Lev Raphael talks about creative difference here
Good lord. Once again I must apologize on behalf of my profession for it's more idiotic and arrogant members.--languagehat
Bah, make that "its."

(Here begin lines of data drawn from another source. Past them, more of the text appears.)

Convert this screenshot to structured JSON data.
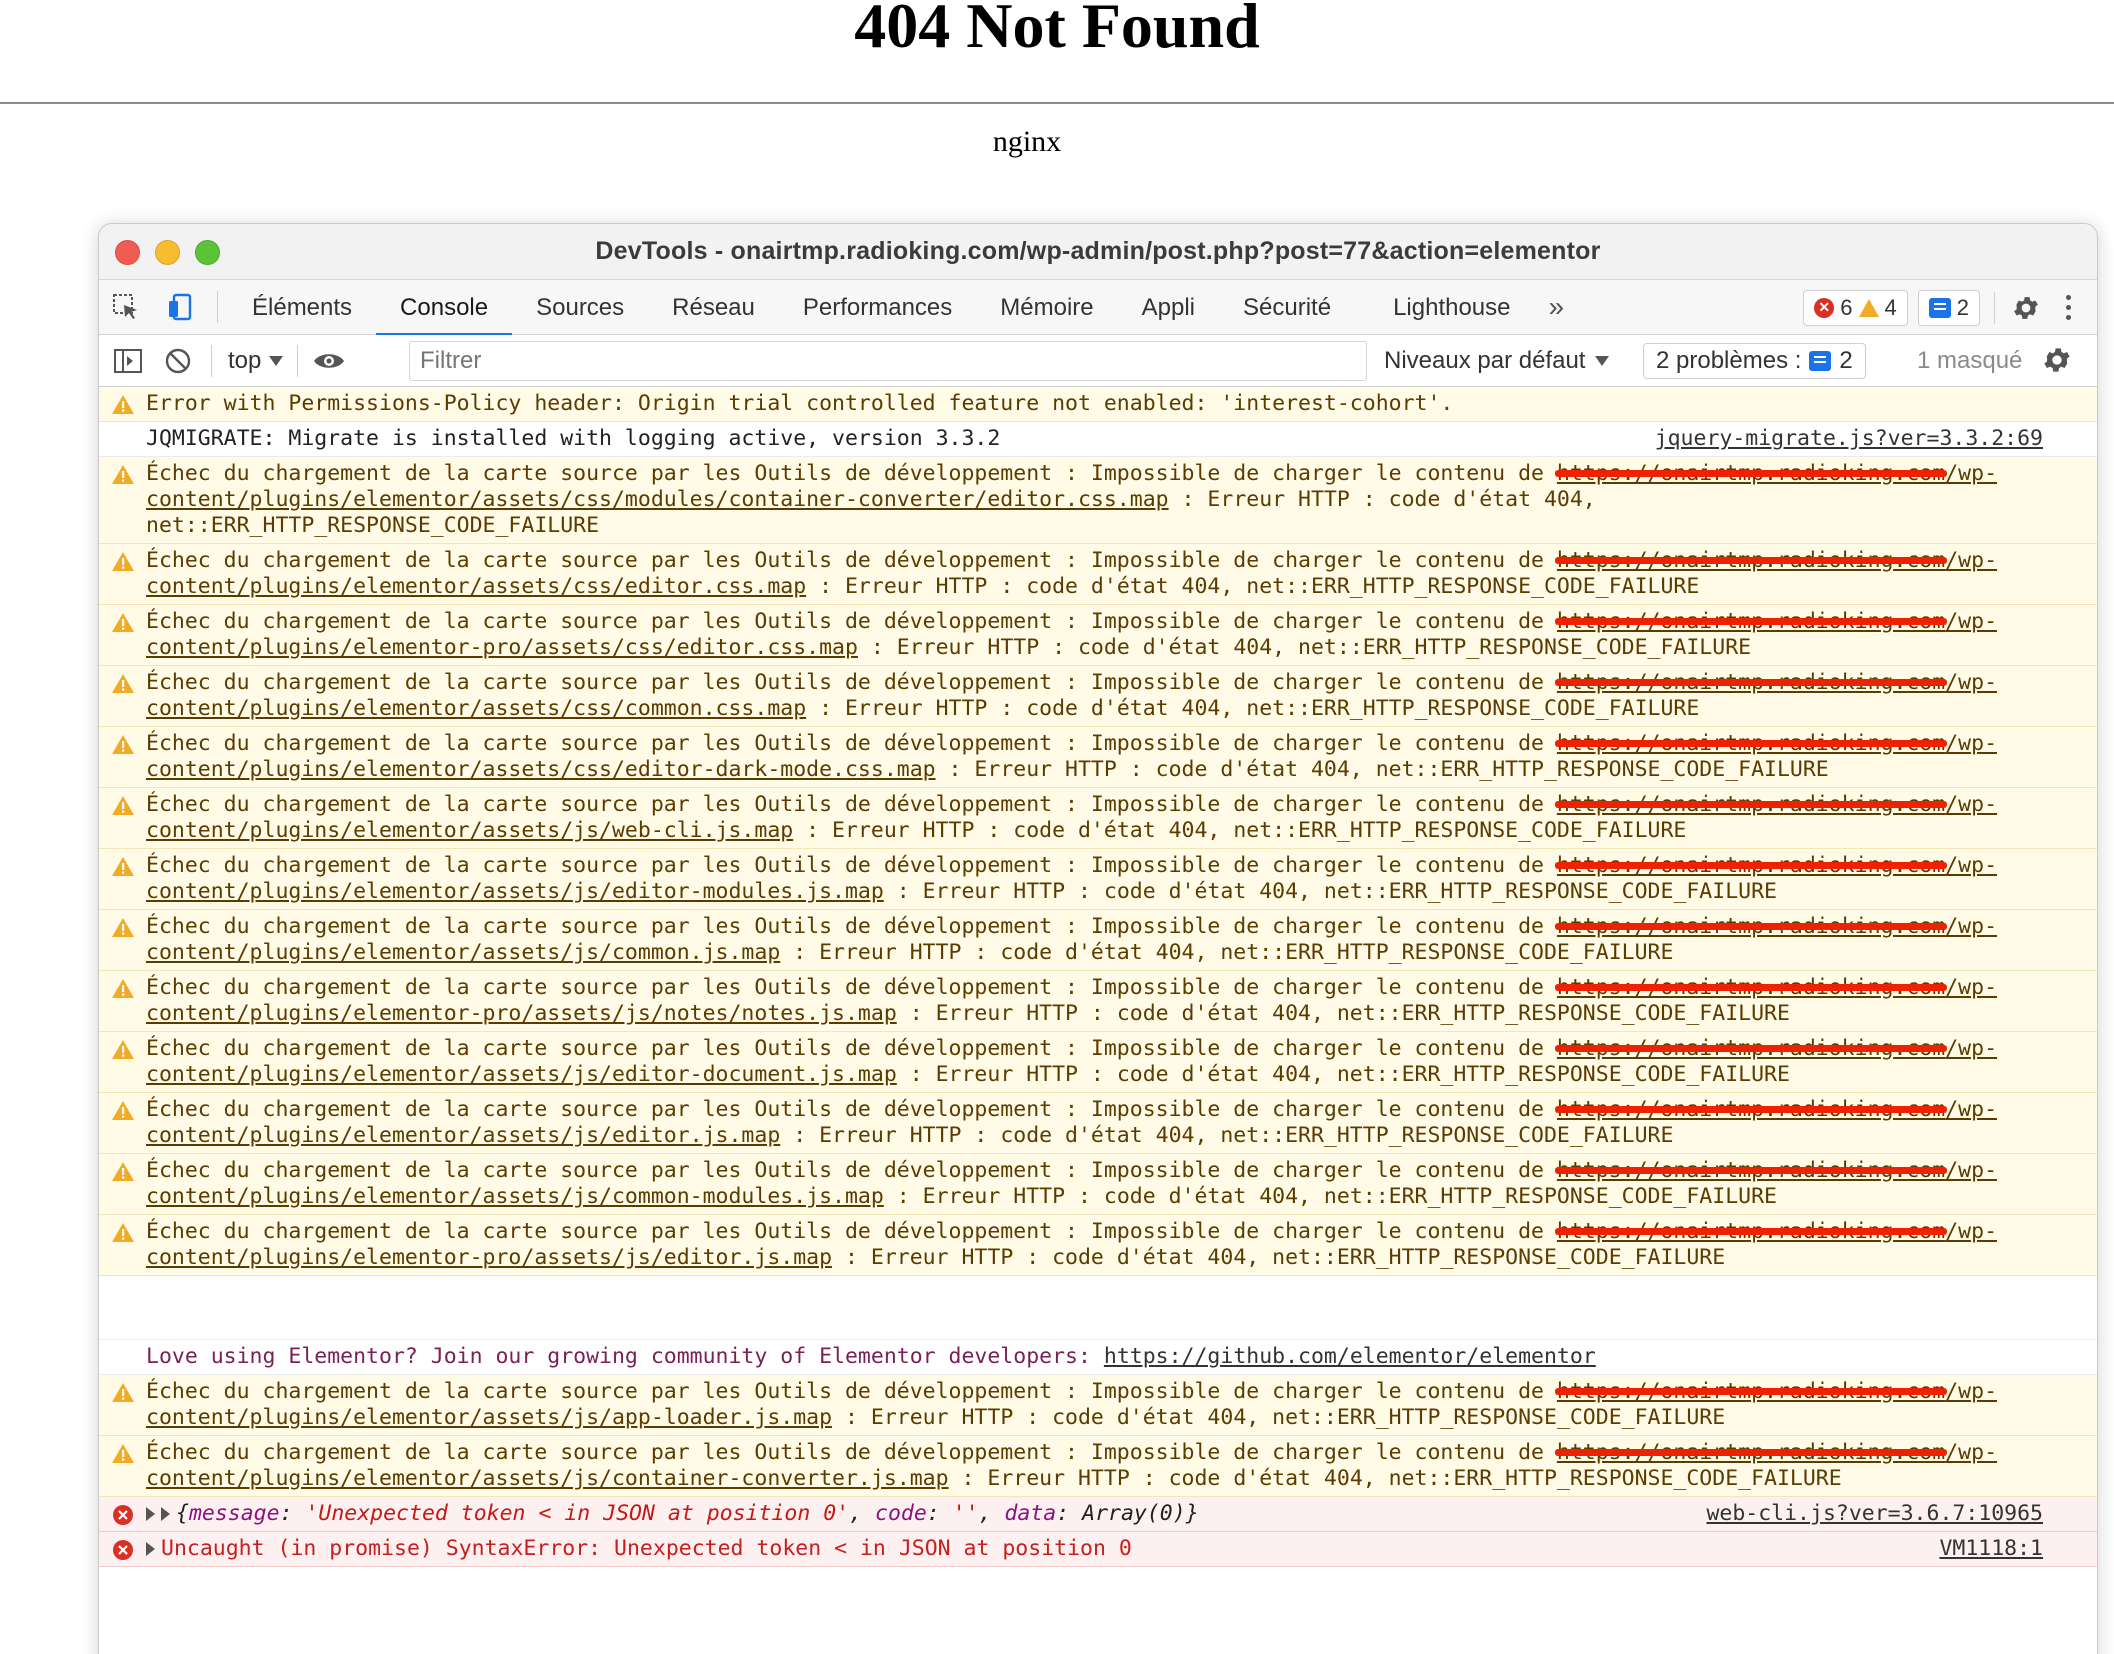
{
  "page": {
    "title": "404 Not Found",
    "server": "nginx"
  },
  "devtools": {
    "window_title": "DevTools - onairtmp.radioking.com/wp-admin/post.php?post=77&action=elementor",
    "tabs": [
      "Éléments",
      "Console",
      "Sources",
      "Réseau",
      "Performances",
      "Mémoire",
      "Appli",
      "Sécurité",
      "Lighthouse"
    ],
    "active_tab": "Console",
    "more_tabs": "»",
    "counts": {
      "errors": "6",
      "warnings": "4",
      "messages": "2"
    },
    "filterbar": {
      "context": "top",
      "filter_placeholder": "Filtrer",
      "levels": "Niveaux par défaut",
      "issues_label": "2 problèmes :",
      "issues_count": "2",
      "hidden": "1 masqué"
    }
  },
  "console": {
    "permissions_warning": "Error with Permissions-Policy header: Origin trial controlled feature not enabled: 'interest-cohort'.",
    "jqmigrate": {
      "text": "JQMIGRATE: Migrate is installed with logging active, version 3.3.2",
      "source": "jquery-migrate.js?ver=3.3.2:69"
    },
    "sourcemap_prefix": "Échec du chargement de la carte source par les Outils de développement : Impossible de charger le contenu de ",
    "redacted_host": "https://onairtmp.radioking.com",
    "path_head": "/wp-",
    "error_suffix": " : Erreur HTTP : code d'état 404, net::ERR_HTTP_RESPONSE_CODE_FAILURE",
    "sourcemap_paths_a": [
      "content/plugins/elementor/assets/css/modules/container-converter/editor.css.map",
      "content/plugins/elementor/assets/css/editor.css.map",
      "content/plugins/elementor-pro/assets/css/editor.css.map",
      "content/plugins/elementor/assets/css/common.css.map",
      "content/plugins/elementor/assets/css/editor-dark-mode.css.map",
      "content/plugins/elementor/assets/js/web-cli.js.map",
      "content/plugins/elementor/assets/js/editor-modules.js.map",
      "content/plugins/elementor/assets/js/common.js.map",
      "content/plugins/elementor-pro/assets/js/notes/notes.js.map",
      "content/plugins/elementor/assets/js/editor-document.js.map",
      "content/plugins/elementor/assets/js/editor.js.map",
      "content/plugins/elementor/assets/js/common-modules.js.map",
      "content/plugins/elementor-pro/assets/js/editor.js.map"
    ],
    "promo": {
      "text": "Love using Elementor? Join our growing community of Elementor developers: ",
      "link": "https://github.com/elementor/elementor"
    },
    "sourcemap_paths_b": [
      "content/plugins/elementor/assets/js/app-loader.js.map",
      "content/plugins/elementor/assets/js/container-converter.js.map"
    ],
    "error_object": {
      "open": "{",
      "k1": "message",
      "v1": "'Unexpected token < in JSON at position 0'",
      "k2": "code",
      "v2": "''",
      "k3": "data",
      "v3": "Array(0)",
      "close": "}",
      "source": "web-cli.js?ver=3.6.7:10965"
    },
    "uncaught": {
      "text": "Uncaught (in promise) SyntaxError: Unexpected token < in JSON at position 0",
      "source": "VM1118:1"
    }
  }
}
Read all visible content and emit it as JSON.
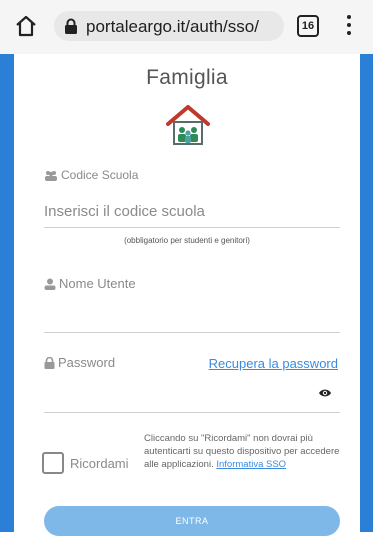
{
  "browser": {
    "url": "portaleargo.it/auth/sso/",
    "tab_count": "16"
  },
  "header": {
    "title": "Famiglia"
  },
  "form": {
    "school_code": {
      "label": "Codice Scuola",
      "placeholder": "Inserisci il codice scuola",
      "hint": "(obbligatorio per studenti e genitori)"
    },
    "username": {
      "label": "Nome Utente",
      "value": ""
    },
    "password": {
      "label": "Password",
      "recover_link": "Recupera la password",
      "value": ""
    },
    "remember": {
      "label": "Ricordami",
      "note": "Cliccando su \"Ricordami\" non dovrai più autenticarti su questo dispositivo per accedere alle applicazioni.",
      "info_link": "Informativa SSO"
    },
    "submit_label": "ENTRA"
  },
  "colors": {
    "accent": "#3a8be0",
    "button": "#7db8e8",
    "side_border": "#2c7fd6"
  }
}
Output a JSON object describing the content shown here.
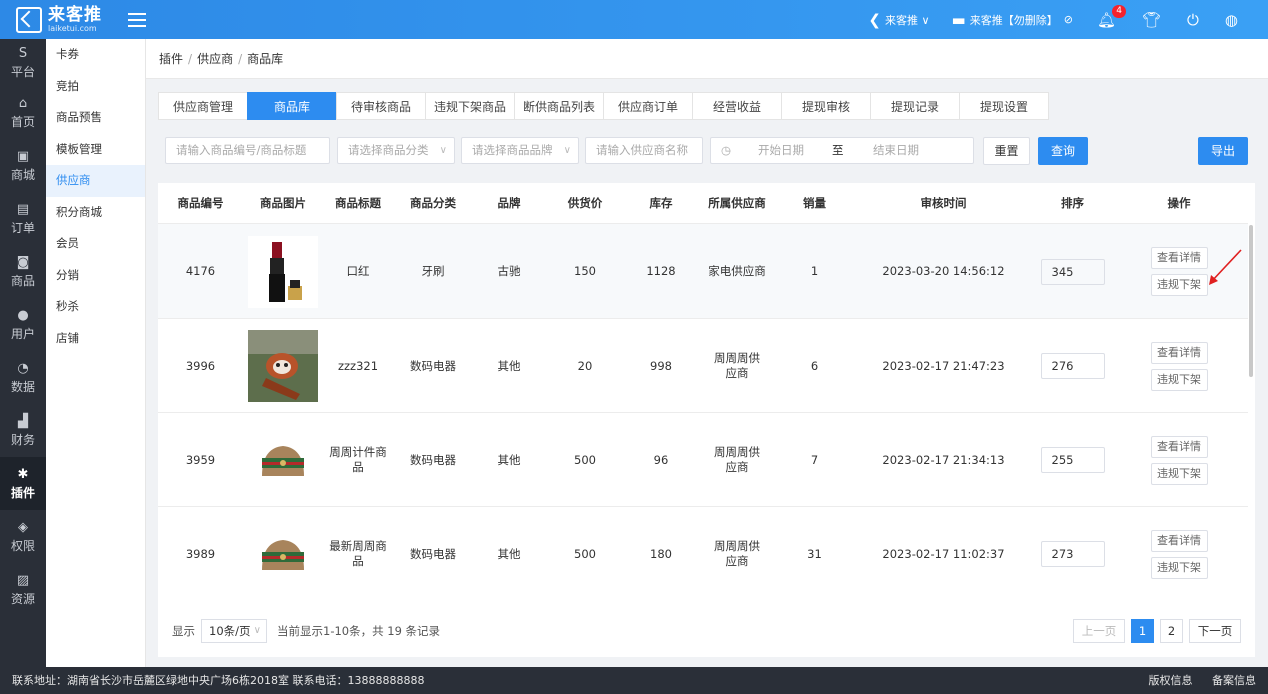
{
  "brand": {
    "name_cn": "来客推",
    "name_en": "laiketui.com"
  },
  "topbar": {
    "store_label": "来客推 ∨",
    "shop_label": "来客推【勿删除】",
    "notifications": "4"
  },
  "sidebar": [
    {
      "id": "platform",
      "label": "平台",
      "icon": "S"
    },
    {
      "id": "home",
      "label": "首页",
      "icon": "⌂"
    },
    {
      "id": "mall",
      "label": "商城",
      "icon": "▣"
    },
    {
      "id": "orders",
      "label": "订单",
      "icon": "▤"
    },
    {
      "id": "goods",
      "label": "商品",
      "icon": "◙"
    },
    {
      "id": "users",
      "label": "用户",
      "icon": "●"
    },
    {
      "id": "data",
      "label": "数据",
      "icon": "◔"
    },
    {
      "id": "finance",
      "label": "财务",
      "icon": "▟"
    },
    {
      "id": "plugins",
      "label": "插件",
      "icon": "✱"
    },
    {
      "id": "permissions",
      "label": "权限",
      "icon": "◈"
    },
    {
      "id": "resources",
      "label": "资源",
      "icon": "▨"
    }
  ],
  "submenu": [
    "卡券",
    "竞拍",
    "商品预售",
    "模板管理",
    "供应商",
    "积分商城",
    "会员",
    "分销",
    "秒杀",
    "店铺"
  ],
  "breadcrumb": [
    "插件",
    "供应商",
    "商品库"
  ],
  "tabs": [
    "供应商管理",
    "商品库",
    "待审核商品",
    "违规下架商品",
    "断供商品列表",
    "供应商订单",
    "经营收益",
    "提现审核",
    "提现记录",
    "提现设置"
  ],
  "filters": {
    "keyword_placeholder": "请输入商品编号/商品标题",
    "category_placeholder": "请选择商品分类",
    "brand_placeholder": "请选择商品品牌",
    "supplier_placeholder": "请输入供应商名称",
    "start_date": "开始日期",
    "to": "至",
    "end_date": "结束日期",
    "reset": "重置",
    "query": "查询",
    "export": "导出"
  },
  "table": {
    "headers": [
      "商品编号",
      "商品图片",
      "商品标题",
      "商品分类",
      "品牌",
      "供货价",
      "库存",
      "所属供应商",
      "销量",
      "审核时间",
      "排序",
      "操作"
    ],
    "rows": [
      {
        "id": "4176",
        "image": "lipstick",
        "title": "口红",
        "category": "牙刷",
        "brand": "古驰",
        "price": "150",
        "stock": "1128",
        "supplier": "家电供应商",
        "sales": "1",
        "time": "2023-03-20 14:56:12",
        "sort": "345"
      },
      {
        "id": "3996",
        "image": "red-panda",
        "title": "zzz321",
        "category": "数码电器",
        "brand": "其他",
        "price": "20",
        "stock": "998",
        "supplier": "周周周供应商",
        "sales": "6",
        "time": "2023-02-17 21:47:23",
        "sort": "276"
      },
      {
        "id": "3959",
        "image": "handbag",
        "title": "周周计件商品",
        "category": "数码电器",
        "brand": "其他",
        "price": "500",
        "stock": "96",
        "supplier": "周周周供应商",
        "sales": "7",
        "time": "2023-02-17 21:34:13",
        "sort": "255"
      },
      {
        "id": "3989",
        "image": "handbag",
        "title": "最新周周商品",
        "category": "数码电器",
        "brand": "其他",
        "price": "500",
        "stock": "180",
        "supplier": "周周周供应商",
        "sales": "31",
        "time": "2023-02-17 11:02:37",
        "sort": "273"
      }
    ],
    "actions": {
      "view": "查看详情",
      "offshelf": "违规下架"
    }
  },
  "pagination": {
    "show": "显示",
    "page_size": "10条/页",
    "summary": "当前显示1-10条，共 19 条记录",
    "prev": "上一页",
    "pages": [
      "1",
      "2"
    ],
    "next": "下一页"
  },
  "footer": {
    "address": "联系地址：湖南省长沙市岳麓区绿地中央广场6栋2018室 联系电话：13888888888",
    "copyright": "版权信息",
    "icp": "备案信息"
  },
  "colors": {
    "primary": "#2d8cf0",
    "sidebar": "#2a2f38",
    "annotation_arrow": "#e02020"
  }
}
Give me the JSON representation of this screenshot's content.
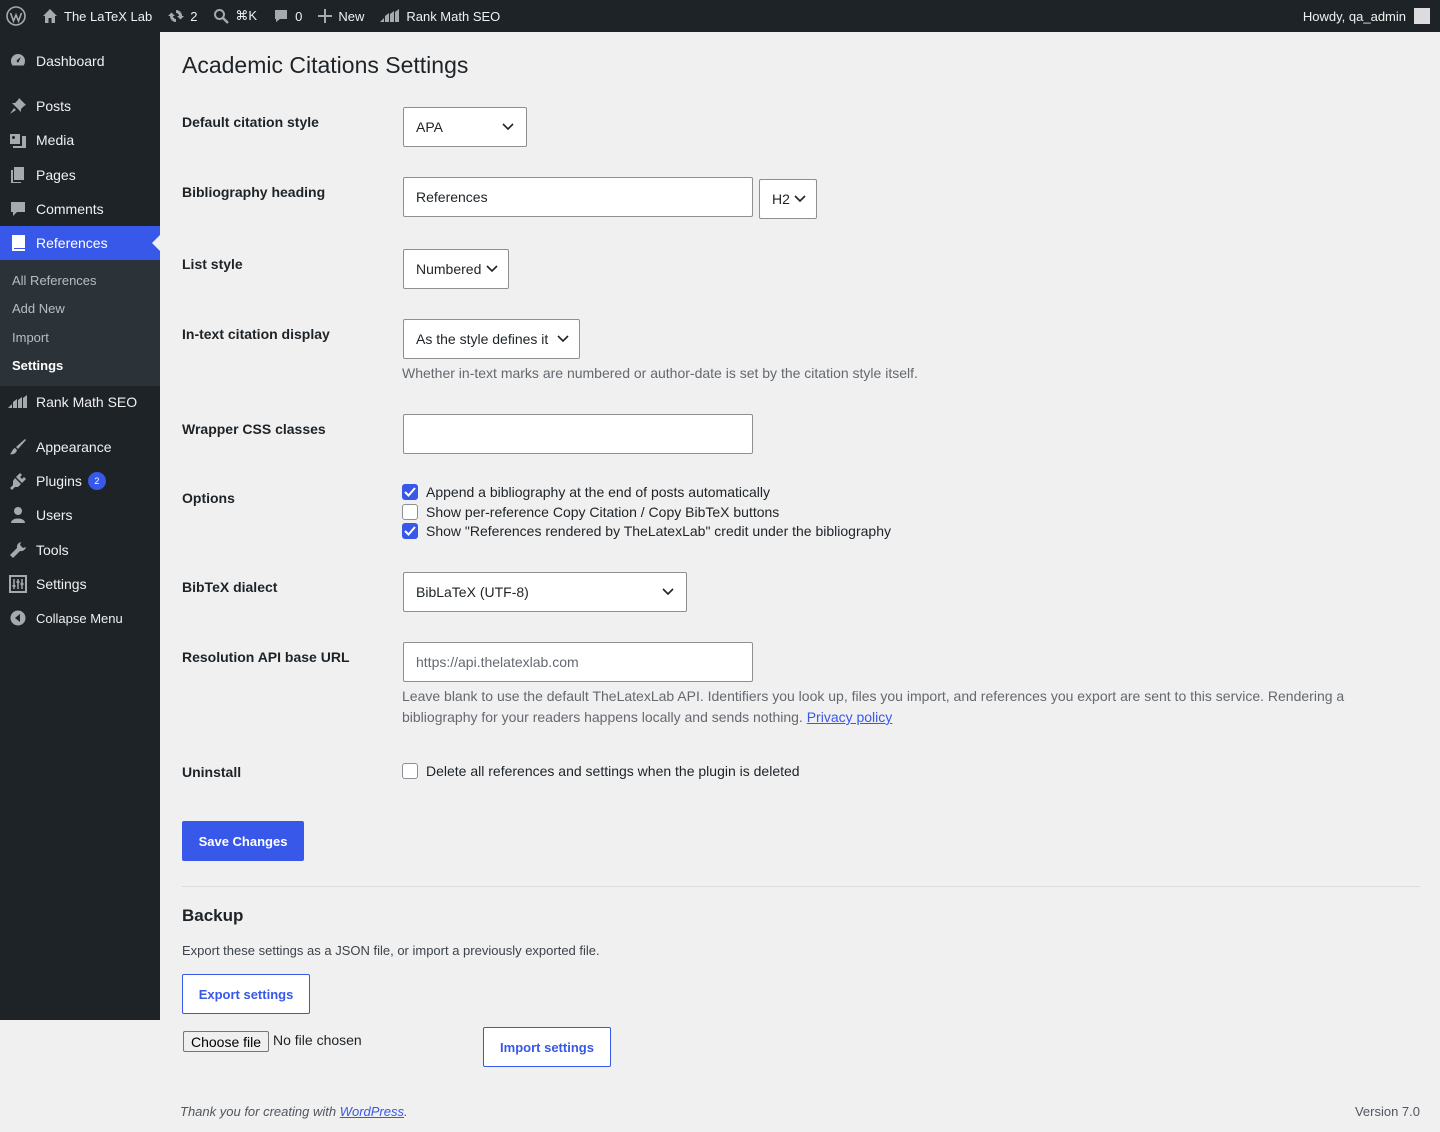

The thing that strikes me, though, is that this kind of thing is likeliest to happen when the copyeditor has no specialist knowledge to bring to the text. Mine, as I've said, made hundreds of gratuitous changes to the text - but said she had not bothered to look at the Greek, Japanese and Old Norse because she knew nothing about them and simply assumed they were correct. A copyeditor who was able to bring expertise to those important elements of the text would, it seems to me, be far less likely to feel the need to make a mark by spelling out numbers below 100 and so on. In the case of Lev Raphael, a copyeditor who knew Yiddish would surely have been much less likely to 'correct' the English of Yiddish speakers in his first book to standard American. The thing that's frustrating for a writer is that it would be wonderful to have someone go over a text who really did know enough to spot embarrassing oversights. If you can't have that, though, and you have to catch all the mistakes yourself, it's exhausting to have to spend extra time dealing with the 'corrections' that fell within the copyeditor's comfort zone.
Post a Comment